on 31 May 2012
This most excellent film tells the story of Waris Dirie, a very brave, clever and stunningly beautiful woman from Somalia, who rose from most humble origins to become a top model, a UN ambassador and a famous human rights activist.
Waris Dirie was born in a family of nomads in Somalia, probably in 1965. At the age of 3 she was victim of female genital mutilation (FGM) a barbarian practice still widespread in many countries in Northern and Eastern Africa. At age 13 she was given in marriage to a 60 years old neighbor - refusing this match she escaped and walked for nine days through the desert until she reached the house of her grandmother in Mogadishu. Rejected by her parents, she was ultimately send as a maid (in fact a slave) for the family of a Somali diplomat living in London. Very badly treated and working only for food, shelter and some old clothes she spend there six years almost never leaving the embassy and not even allowed to watch TV. When in 1985 the family she worked for had to leave Great Britain, she stayed behind, as homeless illegal immigrant. She finally managed to find a janitorial job in a McDonalds and it was there than in 1986 a famous photograph Terence Donovan discovered her, when she was cleaning the floor next to his table...
What followed was a great career of top model, a couple of small movie roles (including in a James Bond movie), the writing of a bestselling autobiography and finally the launching of the first worldwide campaign against female genital mutilation (FGM), a barbarian custom NOT LINKED with any religion, which probably originated in Ancient Egypt at least 3000 years ago, long before the appearance of both Christianism and Islam (and maybe even predating Judaism). This horror is still practiced today in at least 28 states, most of them situated in Northern and Eastern Africa (and also in Yemen and Indonesia). Waris Dirie campaign helped however to start a movement towards the decline and disappearance of FGM.

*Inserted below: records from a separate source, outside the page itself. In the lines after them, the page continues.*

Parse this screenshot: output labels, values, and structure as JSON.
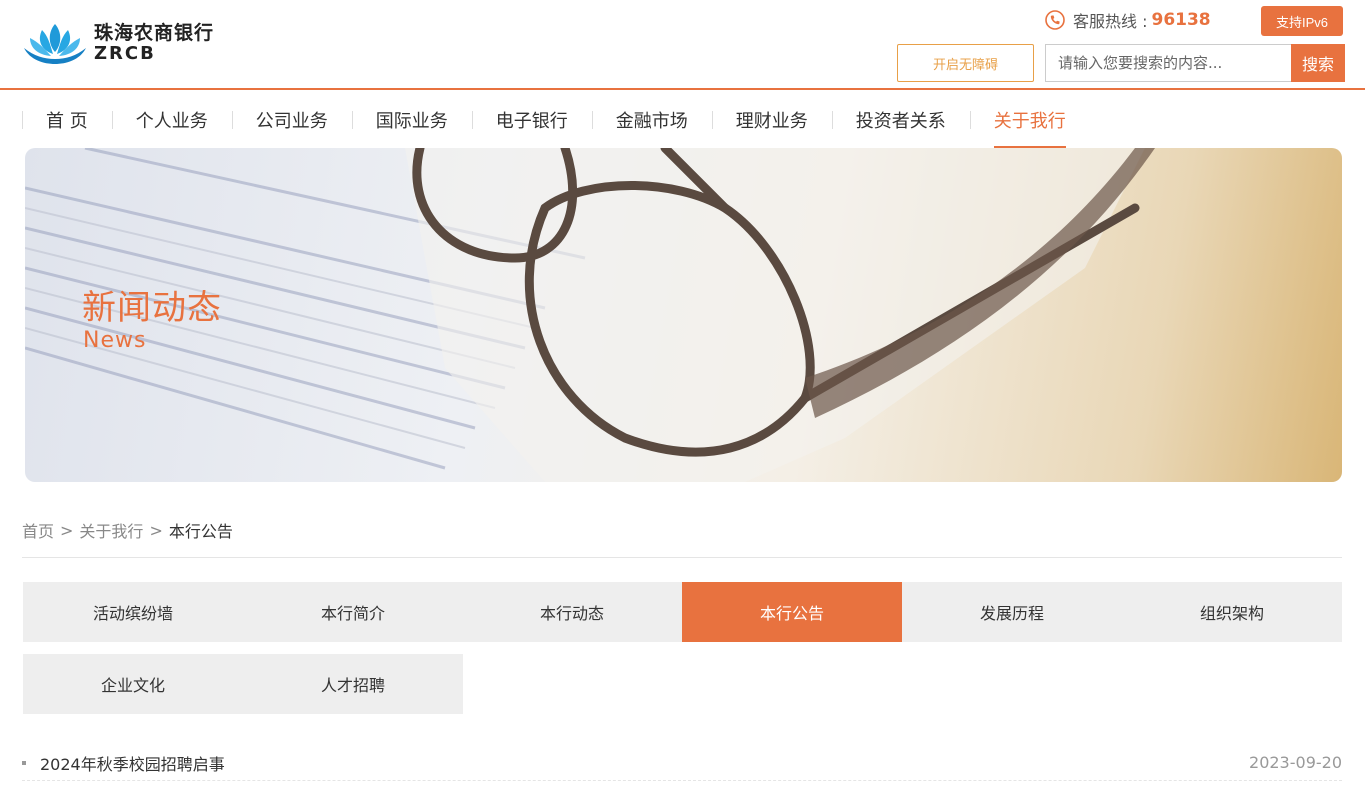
{
  "brand": {
    "logo_cn": "珠海农商银行",
    "logo_en": "ZRCB",
    "accent_color": "#e8723f"
  },
  "header": {
    "hotline_label": "客服热线 :",
    "hotline_number": "96138",
    "ipv6_label": "支持IPv6",
    "accessibility_label": "开启无障碍",
    "search_placeholder": "请输入您要搜索的内容...",
    "search_button": "搜索"
  },
  "nav": {
    "items": [
      {
        "label": "首 页"
      },
      {
        "label": "个人业务"
      },
      {
        "label": "公司业务"
      },
      {
        "label": "国际业务"
      },
      {
        "label": "电子银行"
      },
      {
        "label": "金融市场"
      },
      {
        "label": "理财业务"
      },
      {
        "label": "投资者关系"
      },
      {
        "label": "关于我行"
      }
    ],
    "active_index": 8
  },
  "banner": {
    "title": "新闻动态",
    "subtitle": "News"
  },
  "breadcrumb": {
    "items": [
      "首页",
      "关于我行",
      "本行公告"
    ],
    "separator": ">"
  },
  "tabs": {
    "items": [
      {
        "label": "活动缤纷墙"
      },
      {
        "label": "本行简介"
      },
      {
        "label": "本行动态"
      },
      {
        "label": "本行公告"
      },
      {
        "label": "发展历程"
      },
      {
        "label": "组织架构"
      },
      {
        "label": "企业文化"
      },
      {
        "label": "人才招聘"
      }
    ],
    "active_index": 3
  },
  "notices": [
    {
      "title": "2024年秋季校园招聘启事",
      "date": "2023-09-20"
    }
  ]
}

Today, retired from modelling, mother of two sons, Waris Dirie lives most of the time in Austria and still fights against FGM.
"Desert flower" is a very well done, very realistic and very touching story of her life. Although ultimately very optimistic, this film contains also some scenes which I found harder to watch than most of the horror movies I ever saw... Brace yourself for very hard moments.
In this film the main role is played by an Ethopian top model/actress, Liya Kebede, and she does an excellent job! A child actress, Soraya Omar Scego, plays Waris when she was 13 - and she is even more amazing!
I watched this film with fascination and I was greatly touched by it. I recommend it warmly and I really believe it should be more known around the world.